§ **What the task requires**:
Nothing in the records may be altered; repeat them exactly.

(App and web page records)
^^^^
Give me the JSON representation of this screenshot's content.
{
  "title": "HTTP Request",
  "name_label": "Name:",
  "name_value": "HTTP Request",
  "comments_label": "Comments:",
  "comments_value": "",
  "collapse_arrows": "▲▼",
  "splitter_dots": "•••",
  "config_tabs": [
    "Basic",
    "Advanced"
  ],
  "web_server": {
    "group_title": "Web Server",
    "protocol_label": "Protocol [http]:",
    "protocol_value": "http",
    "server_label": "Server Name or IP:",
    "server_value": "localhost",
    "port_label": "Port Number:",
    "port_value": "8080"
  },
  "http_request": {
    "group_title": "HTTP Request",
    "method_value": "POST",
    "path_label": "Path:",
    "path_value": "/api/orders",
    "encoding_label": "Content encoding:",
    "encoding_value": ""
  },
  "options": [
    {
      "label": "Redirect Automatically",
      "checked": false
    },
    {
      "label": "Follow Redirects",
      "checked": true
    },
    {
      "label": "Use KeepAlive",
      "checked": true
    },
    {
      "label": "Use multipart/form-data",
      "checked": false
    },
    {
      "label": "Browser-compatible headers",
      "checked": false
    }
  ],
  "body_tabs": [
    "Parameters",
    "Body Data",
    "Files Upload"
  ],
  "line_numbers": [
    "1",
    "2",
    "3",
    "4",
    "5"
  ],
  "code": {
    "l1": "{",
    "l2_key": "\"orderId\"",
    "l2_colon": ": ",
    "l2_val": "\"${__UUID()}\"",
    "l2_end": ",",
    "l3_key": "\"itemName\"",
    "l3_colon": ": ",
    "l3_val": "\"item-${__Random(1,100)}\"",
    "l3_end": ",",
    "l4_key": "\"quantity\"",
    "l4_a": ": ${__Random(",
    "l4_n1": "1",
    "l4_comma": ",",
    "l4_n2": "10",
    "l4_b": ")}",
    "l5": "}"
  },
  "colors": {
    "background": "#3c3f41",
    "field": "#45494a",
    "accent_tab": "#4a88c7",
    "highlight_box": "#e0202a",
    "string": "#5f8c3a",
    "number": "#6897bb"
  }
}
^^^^
§ **Solution**:
Give me the JSON representation of this screenshot's content.
{
  "title": "HTTP Request",
  "name_label": "Name:",
  "name_value": "HTTP Request",
  "comments_label": "Comments:",
  "comments_value": "",
  "collapse_arrows": "▲▼",
  "splitter_dots": "•••",
  "config_tabs": [
    "Basic",
    "Advanced"
  ],
  "web_server": {
    "group_title": "Web Server",
    "protocol_label": "Protocol [http]:",
    "protocol_value": "http",
    "server_label": "Server Name or IP:",
    "server_value": "localhost",
    "port_label": "Port Number:",
    "port_value": "8080"
  },
  "http_request": {
    "group_title": "HTTP Request",
    "method_value": "POST",
    "path_label": "Path:",
    "path_value": "/api/orders",
    "encoding_label": "Content encoding:",
    "encoding_value": ""
  },
  "options": [
    {
      "label": "Redirect Automatically",
      "checked": false
    },
    {
      "label": "Follow Redirects",
      "checked": true
    },
    {
      "label": "Use KeepAlive",
      "checked": true
    },
    {
      "label": "Use multipart/form-data",
      "checked": false
    },
    {
      "label": "Browser-compatible headers",
      "checked": false
    }
  ],
  "body_tabs": [
    "Parameters",
    "Body Data",
    "Files Upload"
  ],
  "line_numbers": [
    "1",
    "2",
    "3",
    "4",
    "5"
  ],
  "code": {
    "l1": "{",
    "l2_key": "\"orderId\"",
    "l2_colon": ": ",
    "l2_val": "\"${__UUID()}\"",
    "l2_end": ",",
    "l3_key": "\"itemName\"",
    "l3_colon": ": ",
    "l3_val": "\"item-${__Random(1,100)}\"",
    "l3_end": ",",
    "l4_key": "\"quantity\"",
    "l4_a": ": ${__Random(",
    "l4_n1": "1",
    "l4_comma": ",",
    "l4_n2": "10",
    "l4_b": ")}",
    "l5": "}"
  },
  "colors": {
    "background": "#3c3f41",
    "field": "#45494a",
    "accent_tab": "#4a88c7",
    "highlight_box": "#e0202a",
    "string": "#5f8c3a",
    "number": "#6897bb"
  }
}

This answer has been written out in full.